- "The Not-So-Great Divide": "… given that a complete reorganization is impossible for most of us, we must at least consider how to reorganize our fundraising efforts with a focus on the constituent experience at each touchpoint with our organizations, wherever it may occur. And we want to plan each campaign with a mind to all the ways it will live online and off. In other words, we must close our own digital divide by fully integrating our online and offline efforts."
- "The Year's Main Marketing Messages": "We used to crank out the self-serving copy, tell people to trust us and hit them for money. That era is over. Change your message, your messengers and your goals. This isn't about extracting money from people. It's about making great things happen — together."
- "Online Giving: It's Still About Relationships": "What matters most in fundraising is the relationship you establish with your supporters. The stronger the relationship and the better the giving experience, the more people donate. The weaker the ties you build, the worse the results."
- "The Truths Behind Why People Give": "… when you fundraise, make it clear other people are supporting you. If you use tickers or thermometers in your campaigns, don't show progress until you HAVE progress. An empty thermometer will probably perform like the empty box."

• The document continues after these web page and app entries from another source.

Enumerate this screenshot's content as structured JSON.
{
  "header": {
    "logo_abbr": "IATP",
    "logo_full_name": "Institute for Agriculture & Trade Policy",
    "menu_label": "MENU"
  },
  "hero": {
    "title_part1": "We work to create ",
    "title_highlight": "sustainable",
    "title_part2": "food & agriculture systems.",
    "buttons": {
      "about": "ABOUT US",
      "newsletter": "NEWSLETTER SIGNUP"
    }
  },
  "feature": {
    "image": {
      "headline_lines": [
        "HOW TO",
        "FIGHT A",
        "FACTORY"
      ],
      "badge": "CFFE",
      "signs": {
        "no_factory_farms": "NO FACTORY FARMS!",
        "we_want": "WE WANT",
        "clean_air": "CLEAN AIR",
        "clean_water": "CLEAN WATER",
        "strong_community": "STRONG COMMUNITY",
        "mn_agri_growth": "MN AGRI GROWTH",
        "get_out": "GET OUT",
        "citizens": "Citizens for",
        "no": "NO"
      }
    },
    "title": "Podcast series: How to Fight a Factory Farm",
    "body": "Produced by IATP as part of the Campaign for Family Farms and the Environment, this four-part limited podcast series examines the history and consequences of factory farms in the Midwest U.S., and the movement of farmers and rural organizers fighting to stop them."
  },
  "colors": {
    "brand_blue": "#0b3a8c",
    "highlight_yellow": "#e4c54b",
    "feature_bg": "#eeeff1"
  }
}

- "6 Things I Wish I'd Known 20 Years Ago": "Feeling first, facts later. There are no exceptions to the rule that we must awaken the heart to arouse the mind. We have to move people emotionally before they will take in information — or act. We can't spout information until we touch the heart. Speak to the soul so the facts have a fighting chance."